Meanwhile, passengers from Australia can also continue to get a widebody premium product on the Vancouver-New York leg.

“It is the same plane service on the Brisbane flight so you are actually getting back onto the lie-flat bed,” Bureau explained.

“That historically has been a bit of a criticism for us in terms of the product and so we’ve addressed that and taken this aircraft and put it into New York and it’s done incredibly well.”

Bureau noted Air Canada was the largest international carrier flying into the US with more than 60 markets.

While the Melbourne-Vancouver flight will return in June as a three times weekly service, Bureau hoped the route would quickly move to daily.

“We will get it to a daily service,” Bureau said.

“How quickly I am not sure. But certainly it is up to the market here to help us determine that.”

And while the bulk of passengers on its Australian network were originating in North America, the directional flow was becoming more balanced as Air Canada grew its presence in this part of the world.

“We wouldn’t be putting more airplanes here if we weren’t happy with the performance,” Bureau said. “We’ve seen yield improvement from Australia.”

“We’ve also seen a larger mix, point of sale/point of origin Australia on the route and again, our investment here is in the belief that there’s enough demand from Australia to support the route.

“As you can appreciate, there is an incredible investment that we have made in the Australian market and when you look at the capital expenditure, or the capital assets that we have deployed to Australia, it is well over one billion dollars.”

Air Canada has taken delivery of 30 of the 37 787s it has on firm order. The airline also has options for 15 more of the type.

Bureau said it has been the 787 that has allowed Air Canada to open up 50 new markets over the past five years, with Melbourne-Vancouver at 7,119nm the longest route in the network.

“What that airplane has allowed us to do is operate into markets that historically we could not have done from an economic perspective,” he said.

“[If] our only option was the 777 into this market, we wouldn’t be operating here. The capability of the 787, both from a range and economic perspective allows to operate here profitably.”

Comments

  1. David says

    If Air Canada can do so well on the trans Pacific market, why can’t Qantas?
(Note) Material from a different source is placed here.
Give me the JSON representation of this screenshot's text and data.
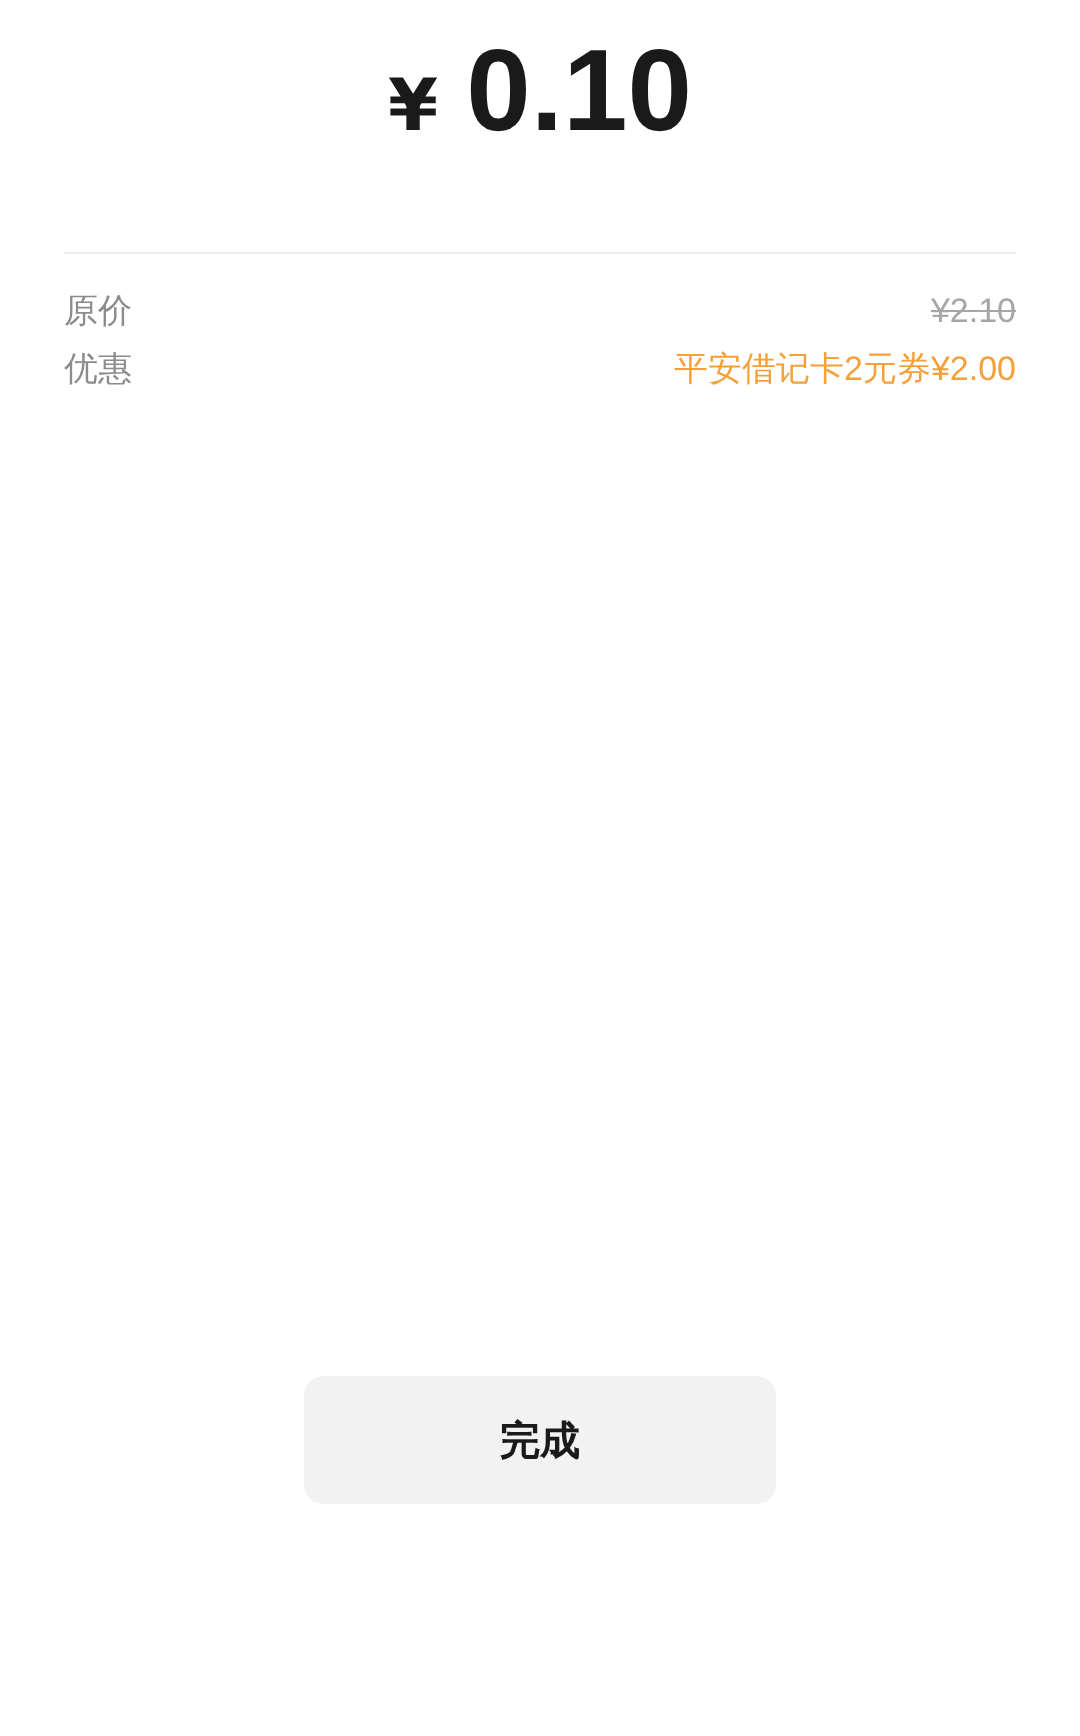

Qantas need to increase its services between Australia and Canada, way above the seasonal route currently on offer.

  2. Brad says

    VA looks like its continuing to build an impressive range of international codeshare destinations and partnerships whilst eschewing the expense and limitations that a traditional alliance would impose.
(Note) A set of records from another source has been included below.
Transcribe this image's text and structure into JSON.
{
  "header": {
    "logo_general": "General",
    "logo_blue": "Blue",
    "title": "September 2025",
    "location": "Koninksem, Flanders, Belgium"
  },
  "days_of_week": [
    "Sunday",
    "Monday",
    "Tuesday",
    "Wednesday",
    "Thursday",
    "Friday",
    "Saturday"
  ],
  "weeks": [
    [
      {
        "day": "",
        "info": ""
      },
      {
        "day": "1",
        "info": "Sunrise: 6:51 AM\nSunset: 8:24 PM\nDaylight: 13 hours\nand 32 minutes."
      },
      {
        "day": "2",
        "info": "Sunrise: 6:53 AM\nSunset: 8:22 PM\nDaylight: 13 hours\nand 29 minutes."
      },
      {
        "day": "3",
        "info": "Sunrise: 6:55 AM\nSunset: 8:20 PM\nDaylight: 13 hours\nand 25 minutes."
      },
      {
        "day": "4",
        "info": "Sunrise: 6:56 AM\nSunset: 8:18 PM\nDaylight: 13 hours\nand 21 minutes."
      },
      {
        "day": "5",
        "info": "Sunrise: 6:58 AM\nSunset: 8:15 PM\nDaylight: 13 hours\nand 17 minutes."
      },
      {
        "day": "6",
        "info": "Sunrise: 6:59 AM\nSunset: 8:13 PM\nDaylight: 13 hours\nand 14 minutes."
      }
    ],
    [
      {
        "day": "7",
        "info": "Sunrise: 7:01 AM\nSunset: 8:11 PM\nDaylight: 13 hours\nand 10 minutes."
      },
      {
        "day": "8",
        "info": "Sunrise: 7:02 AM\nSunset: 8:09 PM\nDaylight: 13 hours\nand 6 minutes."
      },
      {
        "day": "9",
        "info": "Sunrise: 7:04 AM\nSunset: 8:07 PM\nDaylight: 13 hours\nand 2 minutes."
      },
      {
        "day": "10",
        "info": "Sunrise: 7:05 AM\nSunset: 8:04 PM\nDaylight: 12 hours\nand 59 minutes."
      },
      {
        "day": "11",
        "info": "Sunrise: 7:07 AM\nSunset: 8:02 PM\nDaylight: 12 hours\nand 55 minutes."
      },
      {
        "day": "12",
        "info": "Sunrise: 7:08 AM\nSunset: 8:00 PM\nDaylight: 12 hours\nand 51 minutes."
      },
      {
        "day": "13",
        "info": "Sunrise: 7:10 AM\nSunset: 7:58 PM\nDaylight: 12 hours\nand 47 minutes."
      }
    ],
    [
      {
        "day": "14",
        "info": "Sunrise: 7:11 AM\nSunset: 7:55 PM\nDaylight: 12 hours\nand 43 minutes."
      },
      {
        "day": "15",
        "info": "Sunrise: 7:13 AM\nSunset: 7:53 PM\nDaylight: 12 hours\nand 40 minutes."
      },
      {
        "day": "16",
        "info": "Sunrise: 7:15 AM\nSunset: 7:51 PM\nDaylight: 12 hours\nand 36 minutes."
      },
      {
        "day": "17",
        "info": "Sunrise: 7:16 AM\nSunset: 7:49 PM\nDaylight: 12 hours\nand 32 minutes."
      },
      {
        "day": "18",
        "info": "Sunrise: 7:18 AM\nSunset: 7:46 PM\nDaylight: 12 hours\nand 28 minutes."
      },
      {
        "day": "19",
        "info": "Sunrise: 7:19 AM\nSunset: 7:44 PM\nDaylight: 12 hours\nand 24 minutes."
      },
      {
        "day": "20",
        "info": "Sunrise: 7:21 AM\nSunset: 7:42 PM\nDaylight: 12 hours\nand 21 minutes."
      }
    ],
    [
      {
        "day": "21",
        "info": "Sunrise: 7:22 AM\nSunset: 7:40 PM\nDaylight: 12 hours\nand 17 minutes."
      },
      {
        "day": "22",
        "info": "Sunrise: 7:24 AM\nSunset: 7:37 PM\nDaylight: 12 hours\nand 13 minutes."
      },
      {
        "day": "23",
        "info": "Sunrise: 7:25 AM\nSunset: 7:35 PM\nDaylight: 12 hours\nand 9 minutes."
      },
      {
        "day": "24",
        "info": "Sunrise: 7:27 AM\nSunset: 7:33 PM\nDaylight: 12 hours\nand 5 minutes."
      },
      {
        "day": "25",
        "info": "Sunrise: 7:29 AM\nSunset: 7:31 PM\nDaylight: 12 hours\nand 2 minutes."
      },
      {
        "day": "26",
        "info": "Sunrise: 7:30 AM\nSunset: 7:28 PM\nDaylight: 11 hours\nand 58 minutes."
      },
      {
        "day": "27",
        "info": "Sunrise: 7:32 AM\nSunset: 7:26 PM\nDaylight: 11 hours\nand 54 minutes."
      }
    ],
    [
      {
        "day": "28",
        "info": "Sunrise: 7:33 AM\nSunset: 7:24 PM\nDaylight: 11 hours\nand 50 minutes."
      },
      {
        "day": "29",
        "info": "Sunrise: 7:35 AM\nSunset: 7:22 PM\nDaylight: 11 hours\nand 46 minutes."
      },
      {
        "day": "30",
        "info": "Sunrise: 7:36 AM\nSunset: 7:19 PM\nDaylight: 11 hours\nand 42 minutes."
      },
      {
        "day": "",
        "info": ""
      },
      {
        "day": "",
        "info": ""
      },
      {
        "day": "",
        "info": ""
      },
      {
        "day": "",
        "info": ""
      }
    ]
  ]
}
  3. Paule says

    @David.
    You’re so right! Surely this proves that Qantas should be considering using the 787’s to service Vancouver and/or Toronto at least from Sydney. If Air Canada can be successful, why can’t Qantas.
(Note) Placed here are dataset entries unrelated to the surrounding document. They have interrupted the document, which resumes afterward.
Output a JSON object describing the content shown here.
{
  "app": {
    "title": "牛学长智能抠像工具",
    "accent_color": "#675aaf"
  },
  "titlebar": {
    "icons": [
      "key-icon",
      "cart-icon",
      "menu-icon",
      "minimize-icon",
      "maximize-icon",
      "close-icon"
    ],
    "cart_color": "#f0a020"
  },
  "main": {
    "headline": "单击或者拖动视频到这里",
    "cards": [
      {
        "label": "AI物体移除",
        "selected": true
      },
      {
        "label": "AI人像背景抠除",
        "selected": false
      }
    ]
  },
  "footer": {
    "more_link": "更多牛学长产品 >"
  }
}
  4. Patrickk says

    Paule, it is all about originating traffic. There may be more Canadians wanting to come too Australia than vice versa. Toronto is probably too far. But 3 time per week seasonal can move to daily but it is a slow process and they need a good deal with Westjet for the codeshare

  5. Scott says

    Fantastic AC and VA. Great news, think this will be a huge market for traveling Aussies moving forward. Gives fantastic opinions for FRequent flyers to use their points for what they want when they want.

  6. Simon says

    Really impressive to see Virgin building alliances so quickly and on great terms also. Things are really taking off at Virgin.

  7. J says

    The racoon eye looks terrible, especially on the 787. They should go back to the light green livery there was nothing wrong with that one.

  8. Jeff Carswell says

    Hopefully their inflight service will improve compared to my experiences flying between Heathrow and Calgary, where the service is substandard.

  9. says

    Certainly a much better option than VA’s current SYD-YVR using DELTA on the LAX-YVR leg. Clearing US Customs and Immigration in Tom Bradley Terminal, then outbound US security in Terminal 2, then inbound Canadian Customs on arrival into YVR is a huge inconvenience. And when DELTA loses baggage in LAX it just doubles the fun!.